- _Problem to work on_
Read through the data below and state how many of its lines contain the word "LENGTH", adding nothing.

##### Data for this exercise

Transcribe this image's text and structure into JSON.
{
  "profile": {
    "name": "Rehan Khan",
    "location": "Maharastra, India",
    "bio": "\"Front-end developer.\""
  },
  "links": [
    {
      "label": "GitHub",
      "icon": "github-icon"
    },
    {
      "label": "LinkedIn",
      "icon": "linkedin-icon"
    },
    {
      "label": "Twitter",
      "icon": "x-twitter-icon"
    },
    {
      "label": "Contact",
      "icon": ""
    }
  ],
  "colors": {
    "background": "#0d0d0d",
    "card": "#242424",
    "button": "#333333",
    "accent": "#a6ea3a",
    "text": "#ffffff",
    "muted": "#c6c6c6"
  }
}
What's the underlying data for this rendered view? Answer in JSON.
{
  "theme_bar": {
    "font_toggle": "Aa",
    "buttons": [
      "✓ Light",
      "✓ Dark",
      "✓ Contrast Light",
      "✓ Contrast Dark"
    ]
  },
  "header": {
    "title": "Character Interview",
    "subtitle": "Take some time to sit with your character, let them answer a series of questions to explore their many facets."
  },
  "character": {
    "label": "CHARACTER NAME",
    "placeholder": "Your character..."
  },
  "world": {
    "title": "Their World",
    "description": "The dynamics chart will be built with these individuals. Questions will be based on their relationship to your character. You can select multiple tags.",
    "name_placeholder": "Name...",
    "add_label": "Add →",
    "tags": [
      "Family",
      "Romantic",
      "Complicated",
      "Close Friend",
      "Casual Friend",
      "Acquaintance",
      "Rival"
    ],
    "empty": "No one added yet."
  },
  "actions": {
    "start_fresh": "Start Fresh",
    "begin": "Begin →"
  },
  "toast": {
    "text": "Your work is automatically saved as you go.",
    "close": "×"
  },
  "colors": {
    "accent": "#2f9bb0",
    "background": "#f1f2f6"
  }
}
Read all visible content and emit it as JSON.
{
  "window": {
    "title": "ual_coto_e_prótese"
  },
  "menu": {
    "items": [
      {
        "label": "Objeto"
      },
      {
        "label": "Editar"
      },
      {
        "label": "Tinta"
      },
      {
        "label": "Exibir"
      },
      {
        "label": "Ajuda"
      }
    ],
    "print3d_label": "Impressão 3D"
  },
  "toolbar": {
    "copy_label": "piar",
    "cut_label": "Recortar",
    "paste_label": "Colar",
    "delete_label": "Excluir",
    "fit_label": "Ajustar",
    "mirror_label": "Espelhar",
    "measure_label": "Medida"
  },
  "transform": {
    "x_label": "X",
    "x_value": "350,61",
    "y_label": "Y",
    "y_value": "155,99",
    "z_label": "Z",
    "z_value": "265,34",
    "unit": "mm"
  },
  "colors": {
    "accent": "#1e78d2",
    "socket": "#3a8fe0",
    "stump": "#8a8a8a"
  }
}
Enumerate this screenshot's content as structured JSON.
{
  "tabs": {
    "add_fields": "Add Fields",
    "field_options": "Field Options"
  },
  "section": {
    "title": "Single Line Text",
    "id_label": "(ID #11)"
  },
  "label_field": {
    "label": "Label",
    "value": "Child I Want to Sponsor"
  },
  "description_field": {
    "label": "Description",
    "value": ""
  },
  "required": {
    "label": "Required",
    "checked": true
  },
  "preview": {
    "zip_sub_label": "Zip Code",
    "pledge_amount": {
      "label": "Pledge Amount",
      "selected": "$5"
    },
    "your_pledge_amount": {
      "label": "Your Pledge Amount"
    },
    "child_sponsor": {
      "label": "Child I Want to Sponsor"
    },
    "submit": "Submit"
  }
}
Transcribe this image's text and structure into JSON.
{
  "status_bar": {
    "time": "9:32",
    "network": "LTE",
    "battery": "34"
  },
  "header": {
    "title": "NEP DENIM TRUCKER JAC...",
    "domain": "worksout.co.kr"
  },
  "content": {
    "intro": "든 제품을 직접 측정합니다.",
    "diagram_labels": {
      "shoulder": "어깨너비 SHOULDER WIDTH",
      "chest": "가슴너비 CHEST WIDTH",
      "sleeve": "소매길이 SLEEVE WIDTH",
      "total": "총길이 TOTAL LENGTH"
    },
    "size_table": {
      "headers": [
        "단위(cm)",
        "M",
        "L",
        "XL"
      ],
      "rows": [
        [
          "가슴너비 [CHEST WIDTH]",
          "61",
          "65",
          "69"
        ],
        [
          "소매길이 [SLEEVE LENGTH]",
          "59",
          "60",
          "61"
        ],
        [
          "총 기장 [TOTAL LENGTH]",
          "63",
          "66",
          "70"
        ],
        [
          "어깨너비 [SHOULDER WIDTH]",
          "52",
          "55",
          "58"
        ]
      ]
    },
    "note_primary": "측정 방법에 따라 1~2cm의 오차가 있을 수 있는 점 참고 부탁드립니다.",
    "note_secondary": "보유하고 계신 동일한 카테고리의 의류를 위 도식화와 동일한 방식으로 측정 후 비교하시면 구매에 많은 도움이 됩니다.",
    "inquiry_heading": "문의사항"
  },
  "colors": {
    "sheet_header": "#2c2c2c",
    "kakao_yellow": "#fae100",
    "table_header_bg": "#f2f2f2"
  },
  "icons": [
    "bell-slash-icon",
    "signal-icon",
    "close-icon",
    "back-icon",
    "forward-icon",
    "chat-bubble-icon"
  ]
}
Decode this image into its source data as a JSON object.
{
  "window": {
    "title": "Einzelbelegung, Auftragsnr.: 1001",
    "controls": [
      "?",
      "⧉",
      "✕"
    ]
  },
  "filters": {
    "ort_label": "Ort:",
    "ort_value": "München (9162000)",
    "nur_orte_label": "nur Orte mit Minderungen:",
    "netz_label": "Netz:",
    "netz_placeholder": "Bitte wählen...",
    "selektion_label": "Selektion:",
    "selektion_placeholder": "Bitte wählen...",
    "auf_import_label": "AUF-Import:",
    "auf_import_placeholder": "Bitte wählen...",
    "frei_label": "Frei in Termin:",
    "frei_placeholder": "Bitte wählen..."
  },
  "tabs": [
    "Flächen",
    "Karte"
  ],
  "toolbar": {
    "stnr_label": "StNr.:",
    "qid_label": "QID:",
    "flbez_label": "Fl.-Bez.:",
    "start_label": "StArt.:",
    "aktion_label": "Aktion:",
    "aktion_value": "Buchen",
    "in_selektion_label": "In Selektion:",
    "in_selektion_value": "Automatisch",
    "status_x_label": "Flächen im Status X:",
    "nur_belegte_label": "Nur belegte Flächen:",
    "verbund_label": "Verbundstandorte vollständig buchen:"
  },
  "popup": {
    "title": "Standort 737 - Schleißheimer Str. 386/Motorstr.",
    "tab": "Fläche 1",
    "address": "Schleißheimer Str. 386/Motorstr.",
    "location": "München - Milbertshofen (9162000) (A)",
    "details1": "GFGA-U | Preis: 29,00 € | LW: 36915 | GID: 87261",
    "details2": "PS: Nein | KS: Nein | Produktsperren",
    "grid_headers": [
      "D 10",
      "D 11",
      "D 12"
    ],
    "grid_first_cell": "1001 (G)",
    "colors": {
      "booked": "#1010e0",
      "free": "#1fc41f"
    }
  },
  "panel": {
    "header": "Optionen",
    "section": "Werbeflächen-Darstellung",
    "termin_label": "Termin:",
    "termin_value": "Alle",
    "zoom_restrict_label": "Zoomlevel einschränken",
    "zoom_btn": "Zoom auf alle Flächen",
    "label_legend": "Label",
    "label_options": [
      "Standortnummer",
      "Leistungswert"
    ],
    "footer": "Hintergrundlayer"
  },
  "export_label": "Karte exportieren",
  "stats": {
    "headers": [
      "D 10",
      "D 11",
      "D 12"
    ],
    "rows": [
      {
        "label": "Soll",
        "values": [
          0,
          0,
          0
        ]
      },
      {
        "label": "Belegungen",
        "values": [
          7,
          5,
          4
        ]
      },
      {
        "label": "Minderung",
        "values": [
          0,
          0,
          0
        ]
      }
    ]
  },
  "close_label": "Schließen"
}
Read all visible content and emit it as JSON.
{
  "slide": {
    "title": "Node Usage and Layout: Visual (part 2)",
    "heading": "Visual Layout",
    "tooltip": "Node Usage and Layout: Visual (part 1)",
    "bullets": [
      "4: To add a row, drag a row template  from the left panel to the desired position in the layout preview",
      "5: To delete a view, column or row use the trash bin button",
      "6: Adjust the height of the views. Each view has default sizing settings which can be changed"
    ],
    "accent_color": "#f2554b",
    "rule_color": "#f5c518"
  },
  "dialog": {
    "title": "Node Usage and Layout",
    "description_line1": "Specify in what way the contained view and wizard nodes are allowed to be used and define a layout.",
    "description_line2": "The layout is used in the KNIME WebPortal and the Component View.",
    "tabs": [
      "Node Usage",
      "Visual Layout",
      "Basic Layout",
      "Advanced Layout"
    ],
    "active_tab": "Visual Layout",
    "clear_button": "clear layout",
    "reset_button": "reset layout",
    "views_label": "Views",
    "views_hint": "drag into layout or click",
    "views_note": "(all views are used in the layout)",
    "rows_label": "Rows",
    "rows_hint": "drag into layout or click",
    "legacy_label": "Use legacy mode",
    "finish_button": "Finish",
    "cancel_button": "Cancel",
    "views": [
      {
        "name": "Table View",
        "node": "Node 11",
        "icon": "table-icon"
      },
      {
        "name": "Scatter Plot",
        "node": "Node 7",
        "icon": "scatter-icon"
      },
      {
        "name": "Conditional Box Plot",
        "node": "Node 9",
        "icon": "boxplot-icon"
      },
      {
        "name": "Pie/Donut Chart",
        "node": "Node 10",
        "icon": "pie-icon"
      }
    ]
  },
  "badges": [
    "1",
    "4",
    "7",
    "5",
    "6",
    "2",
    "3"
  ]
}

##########

- _Solution to the exercise_
3